Al’s advocacy and industry involvement often brings him face to face with anti-pork activists, but he believes the general public also wants to know how their meat is produced. This kind of scrutiny presents an opportunity for farmers to get creative with how they talk about their farms, but it isn’t always easy to be transparent when biosecurity measures limit farm access.
The Wulfekuhles have approached this problem by allowing visitors (as long as they’re willing to shower and change clothes before entering a barn) and offering video tours.
“We’ve always tried to be open with our farm and show people if they want to see it, as long as they follow our protocols,” he says.

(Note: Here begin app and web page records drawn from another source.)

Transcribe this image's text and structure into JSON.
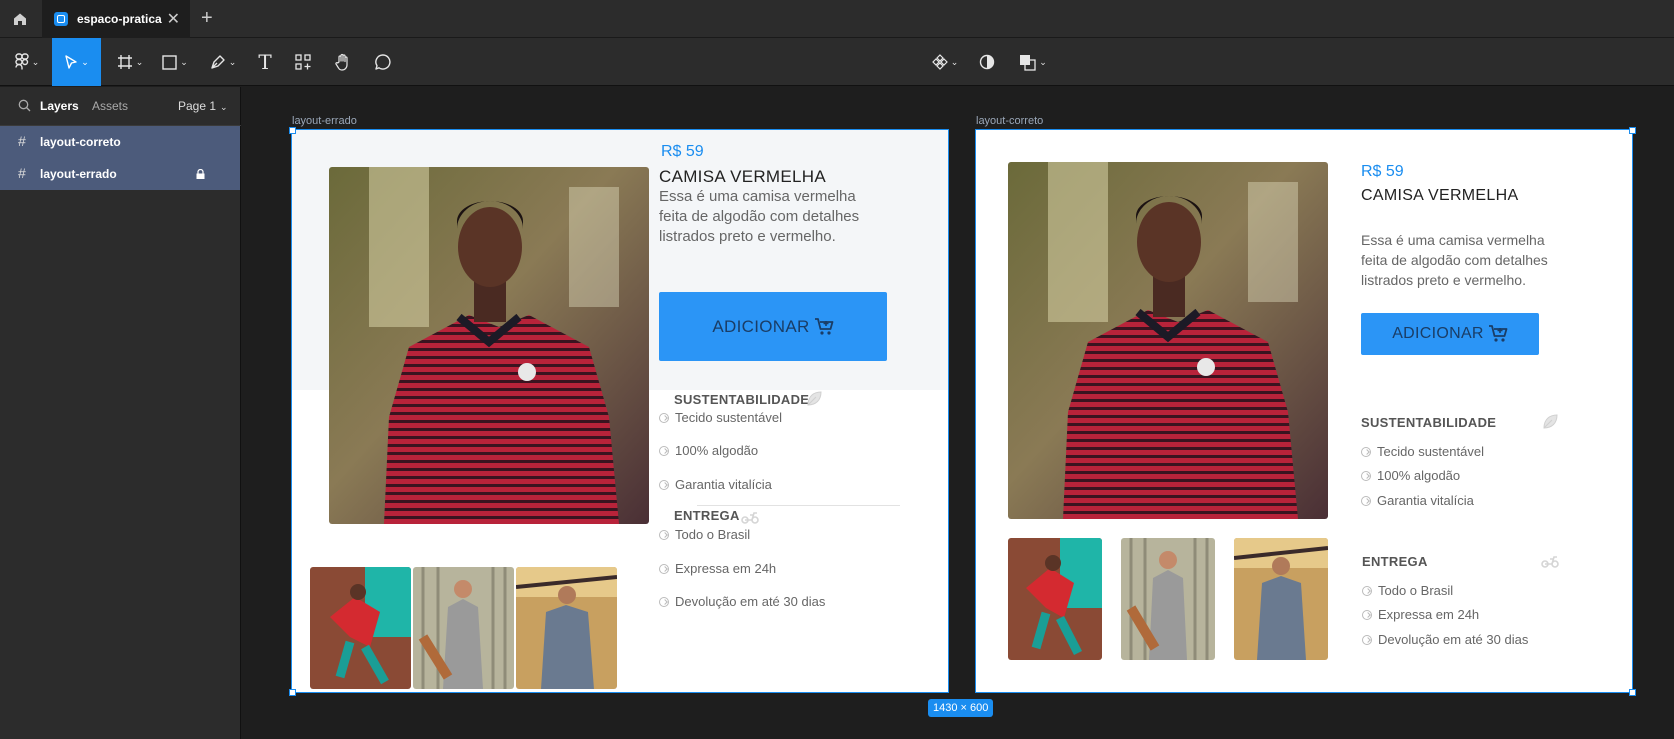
{
  "tabbar": {
    "home_icon": "home-icon",
    "tab_title": "espaco-pratica",
    "close_glyph": "✕",
    "new_tab_glyph": "+"
  },
  "toolbar": {
    "tools": [
      "main-menu",
      "move",
      "frame",
      "rectangle",
      "pen",
      "text",
      "resources",
      "hand",
      "comment"
    ],
    "active_tool": "move",
    "right_tools": [
      "component",
      "contrast",
      "boolean"
    ],
    "text_glyph": "T"
  },
  "left_panel": {
    "tabs": {
      "layers": "Layers",
      "assets": "Assets"
    },
    "page": "Page 1",
    "layers": [
      {
        "name": "layout-correto",
        "locked": false
      },
      {
        "name": "layout-errado",
        "locked": true
      }
    ]
  },
  "canvas": {
    "size_badge": "1430 × 600",
    "frames": [
      {
        "label": "layout-errado",
        "price": "R$ 59",
        "title": "CAMISA VERMELHA",
        "description": "Essa é uma camisa vermelha feita de algodão com detalhes listrados preto e vermelho.",
        "button": "ADICIONAR",
        "sections": [
          {
            "heading": "SUSTENTABILIDADE",
            "icon": "leaf-icon",
            "items": [
              "Tecido sustentável",
              "100% algodão",
              "Garantia vitalícia"
            ]
          },
          {
            "heading": "ENTREGA",
            "icon": "scooter-icon",
            "items": [
              "Todo o Brasil",
              "Expressa em 24h",
              "Devolução em até 30 dias"
            ]
          }
        ]
      },
      {
        "label": "layout-correto",
        "price": "R$ 59",
        "title": "CAMISA VERMELHA",
        "description": "Essa é uma camisa vermelha feita de algodão com detalhes listrados preto e vermelho.",
        "button": "ADICIONAR",
        "sections": [
          {
            "heading": "SUSTENTABILIDADE",
            "icon": "leaf-icon",
            "items": [
              "Tecido sustentável",
              "100% algodão",
              "Garantia vitalícia"
            ]
          },
          {
            "heading": "ENTREGA",
            "icon": "scooter-icon",
            "items": [
              "Todo o Brasil",
              "Expressa em 24h",
              "Devolução em até 30 dias"
            ]
          }
        ]
      }
    ]
  },
  "colors": {
    "accent": "#1a8df0",
    "button": "#2b95f6",
    "price": "#1a8df0"
  }
}
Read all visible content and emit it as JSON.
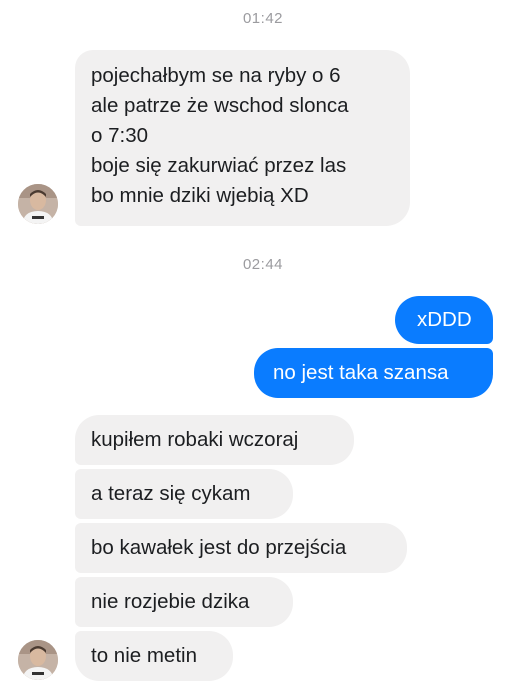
{
  "thread": {
    "time_1": "01:42",
    "time_2": "02:44",
    "msg_long": {
      "lines": [
        "pojechałbym se na ryby o 6",
        "ale patrze że wschod slonca",
        "o 7:30",
        "boje się zakurwiać przez las",
        "bo mnie dziki wjebią  XD"
      ]
    },
    "out_1": "xDDD",
    "out_2": "no jest taka szansa",
    "in_1": "kupiłem robaki wczoraj",
    "in_2": "a teraz się cykam",
    "in_3": "bo kawałek jest do przejścia",
    "in_4": "nie rozjebie dzika",
    "in_5": "to nie metin"
  },
  "colors": {
    "incoming_bubble": "#f1f0f0",
    "outgoing_bubble": "#0a7cff",
    "timestamp": "#9b9b9f"
  },
  "icons": {
    "contact_avatar": "contact-avatar-photo"
  }
}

The Wulfekuhle’s longtime veterinarian, Josh Bowden, has worked in the Winthrop area for 10 years, and he says disease control is particularly challenging in the area due to the density of pig barns. Even in closed herds, diseases like Porcine Reproductive and Respiratory Syndrome (PRRS) can still spread via aerosol transmission from neighboring operations.
“You can only control what you can control, and that comes down to how people move and the biosecurity steps they take,” says Bowden.
Bowden says the Wulfekuhels and their employees do a great job of animal husbandry. “They are very good managers and they have great people that are engaged in the process of raising pigs. We keep in very close contact with each other. We probably talk two or three times a week to hear about any issues they’re having in the sow or finishing barns,” he says.
For Al, watching pigs die of preventable diseases is one of the hardest parts of pig farming, and that’s why G&W places such an emphasis on pig health and welfare. Vaccinations help, he says, but the best approach is to keep animals as healthy as possible so they are better able to fight off infections.
“As producers we want to do everything we can to keep the animals comfortable, because the happier and healthier they are the better they produce for us. It’s in our best interests to take care of the animals,” he says.
Animal welfare and environmental stewardship are crucial elements of a healthy approach to pig farming. When it all works, Al Wulfekuhle says pig production is about as sustainable as it gets.
“When you grow corn and beans and feed them to the pigs, it’s the cycle of life. That’s part of what the consumer is asking for, and they’re asking for animal welfare as well. We want consumers to know we’re trying to do the right thing,” he says. •